*What to do*
From the records below, work out how many lines contain "programie". Reply with that number alone.

═══ Provided entries ═══

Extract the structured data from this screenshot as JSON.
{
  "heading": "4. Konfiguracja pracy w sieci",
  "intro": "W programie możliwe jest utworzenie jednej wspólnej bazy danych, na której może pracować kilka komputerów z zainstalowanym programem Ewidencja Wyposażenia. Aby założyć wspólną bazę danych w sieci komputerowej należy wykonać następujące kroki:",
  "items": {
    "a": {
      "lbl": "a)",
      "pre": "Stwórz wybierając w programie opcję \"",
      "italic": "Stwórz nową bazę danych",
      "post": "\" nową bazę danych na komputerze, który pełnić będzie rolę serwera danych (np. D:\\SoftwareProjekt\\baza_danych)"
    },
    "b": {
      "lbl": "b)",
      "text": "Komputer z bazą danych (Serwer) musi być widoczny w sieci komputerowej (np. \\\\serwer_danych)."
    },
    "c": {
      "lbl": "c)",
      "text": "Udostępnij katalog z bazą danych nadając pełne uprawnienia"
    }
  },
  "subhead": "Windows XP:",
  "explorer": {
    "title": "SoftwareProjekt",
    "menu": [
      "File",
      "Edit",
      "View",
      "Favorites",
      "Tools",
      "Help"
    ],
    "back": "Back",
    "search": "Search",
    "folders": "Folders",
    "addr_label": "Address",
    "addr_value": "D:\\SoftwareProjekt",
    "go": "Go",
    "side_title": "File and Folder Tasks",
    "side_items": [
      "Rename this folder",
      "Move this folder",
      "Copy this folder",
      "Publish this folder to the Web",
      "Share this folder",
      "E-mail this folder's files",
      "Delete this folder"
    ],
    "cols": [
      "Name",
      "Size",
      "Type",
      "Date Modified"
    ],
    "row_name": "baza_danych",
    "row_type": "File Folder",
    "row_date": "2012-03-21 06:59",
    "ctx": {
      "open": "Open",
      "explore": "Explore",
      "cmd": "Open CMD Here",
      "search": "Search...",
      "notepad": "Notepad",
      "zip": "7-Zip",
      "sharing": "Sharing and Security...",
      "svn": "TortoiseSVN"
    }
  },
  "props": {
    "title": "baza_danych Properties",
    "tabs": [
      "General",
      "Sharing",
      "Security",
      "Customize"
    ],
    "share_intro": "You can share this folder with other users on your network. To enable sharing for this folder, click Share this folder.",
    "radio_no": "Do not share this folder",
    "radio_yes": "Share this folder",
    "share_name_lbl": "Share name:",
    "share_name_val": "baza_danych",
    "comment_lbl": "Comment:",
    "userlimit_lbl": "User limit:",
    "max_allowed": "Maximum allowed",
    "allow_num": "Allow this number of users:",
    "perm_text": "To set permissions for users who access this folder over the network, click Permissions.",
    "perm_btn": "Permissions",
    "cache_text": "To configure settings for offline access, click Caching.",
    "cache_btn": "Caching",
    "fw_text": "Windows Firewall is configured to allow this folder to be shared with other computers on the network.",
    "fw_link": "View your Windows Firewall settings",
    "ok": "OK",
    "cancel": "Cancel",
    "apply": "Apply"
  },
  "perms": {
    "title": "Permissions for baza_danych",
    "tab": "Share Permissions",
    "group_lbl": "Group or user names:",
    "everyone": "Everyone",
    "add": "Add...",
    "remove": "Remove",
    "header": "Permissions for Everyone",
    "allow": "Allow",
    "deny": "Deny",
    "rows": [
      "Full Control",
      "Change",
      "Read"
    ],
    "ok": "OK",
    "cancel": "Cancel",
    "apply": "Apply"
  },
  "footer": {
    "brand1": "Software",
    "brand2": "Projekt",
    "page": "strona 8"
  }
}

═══

*Written reply*
2